--- The data Enclosed Below ---
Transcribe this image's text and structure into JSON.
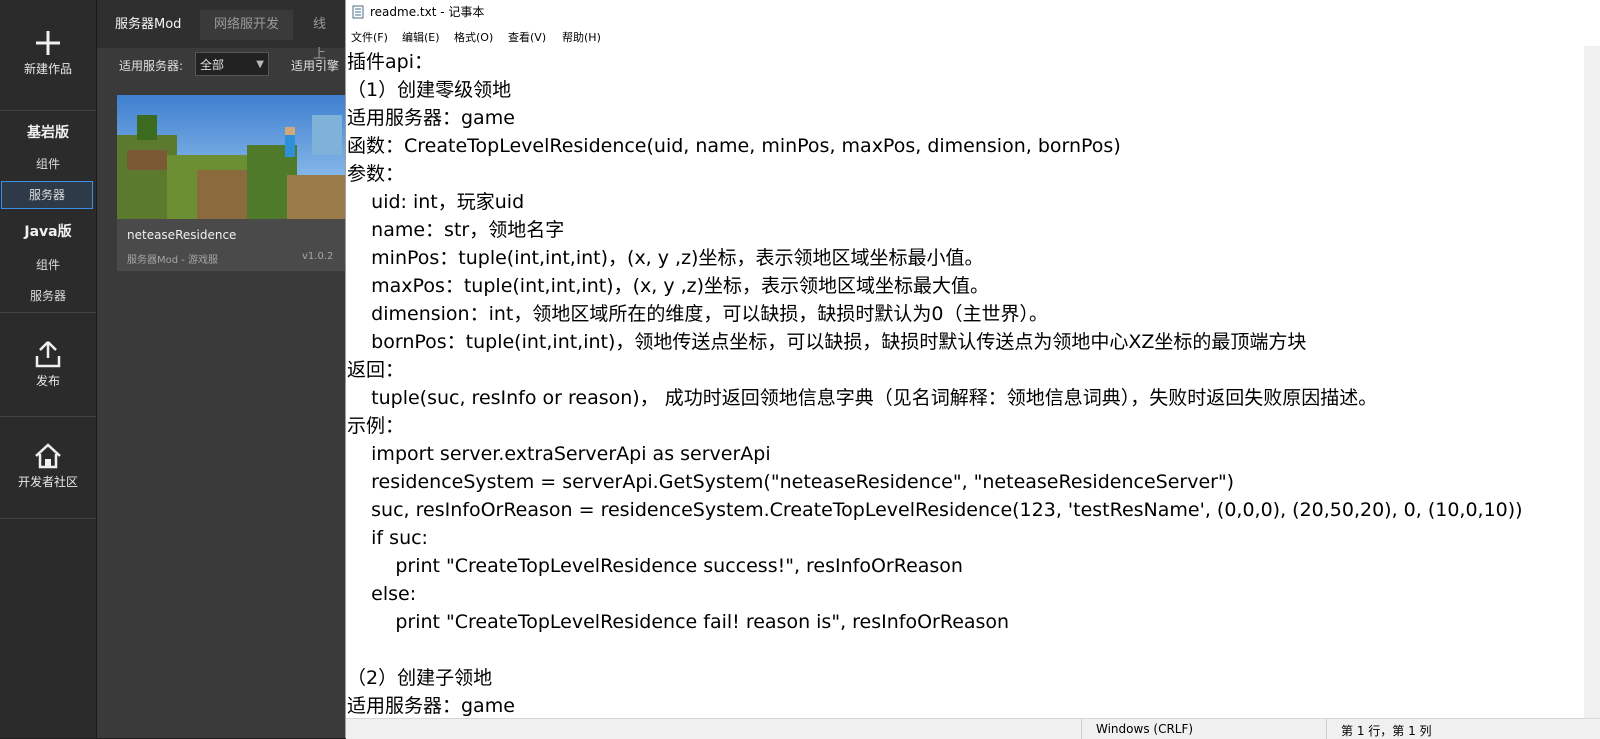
{
  "rail": {
    "new_work": "新建作品",
    "bedrock": "基岩版",
    "bedrock_component": "组件",
    "bedrock_server": "服务器",
    "java": "Java版",
    "java_component": "组件",
    "java_server": "服务器",
    "publish": "发布",
    "community": "开发者社区"
  },
  "tabs": [
    "服务器Mod",
    "网络服开发",
    "线上"
  ],
  "filter": {
    "server_label": "适用服务器:",
    "server_value": "全部",
    "engine_label": "适用引擎"
  },
  "card": {
    "title": "neteaseResidence",
    "meta": "服务器Mod - 游戏服",
    "version": "v1.0.2"
  },
  "notepad": {
    "title": "readme.txt - 记事本",
    "menu": [
      "文件(F)",
      "编辑(E)",
      "格式(O)",
      "查看(V)",
      "帮助(H)"
    ],
    "lines": [
      "插件api：",
      "（1）创建零级领地",
      "适用服务器：game",
      "函数：CreateTopLevelResidence(uid, name, minPos, maxPos, dimension, bornPos)",
      "参数：",
      "    uid: int，玩家uid",
      "    name：str，领地名字",
      "    minPos：tuple(int,int,int)，(x, y ,z)坐标，表示领地区域坐标最小值。",
      "    maxPos：tuple(int,int,int)，(x, y ,z)坐标，表示领地区域坐标最大值。",
      "    dimension：int，领地区域所在的维度，可以缺损，缺损时默认为0（主世界）。",
      "    bornPos：tuple(int,int,int)，领地传送点坐标，可以缺损，缺损时默认传送点为领地中心XZ坐标的最顶端方块",
      "返回：",
      "    tuple(suc, resInfo or reason)， 成功时返回领地信息字典（见名词解释：领地信息词典），失败时返回失败原因描述。",
      "示例：",
      "    import server.extraServerApi as serverApi",
      "    residenceSystem = serverApi.GetSystem(\"neteaseResidence\", \"neteaseResidenceServer\")",
      "    suc, resInfoOrReason = residenceSystem.CreateTopLevelResidence(123, 'testResName', (0,0,0), (20,50,20), 0, (10,0,10))",
      "    if suc:",
      "        print \"CreateTopLevelResidence success!\", resInfoOrReason",
      "    else:",
      "        print \"CreateTopLevelResidence fail! reason is\", resInfoOrReason",
      "",
      "（2）创建子领地",
      "适用服务器：game"
    ],
    "status_encoding": "Windows (CRLF)",
    "status_position": "第 1 行，第 1 列"
  },
  "colors": {
    "accent": "#3d8ee6",
    "rail_bg": "#2b2b2b",
    "panel_bg": "#3a3a3a"
  }
}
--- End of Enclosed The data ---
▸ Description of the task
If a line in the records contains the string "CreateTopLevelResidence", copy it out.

▸ Final answer
      "函数：CreateTopLevelResidence(uid, name, minPos, maxPos, dimension, bornPos)",
      "    suc, resInfoOrReason = residenceSystem.CreateTopLevelResidence(123, 'testResName', (0,0,0), (20,50,20), 0, (10,0,10))",
      "        print \"CreateTopLevelResidence success!\", resInfoOrReason",
      "        print \"CreateTopLevelResidence fail! reason is\", resInfoOrReason",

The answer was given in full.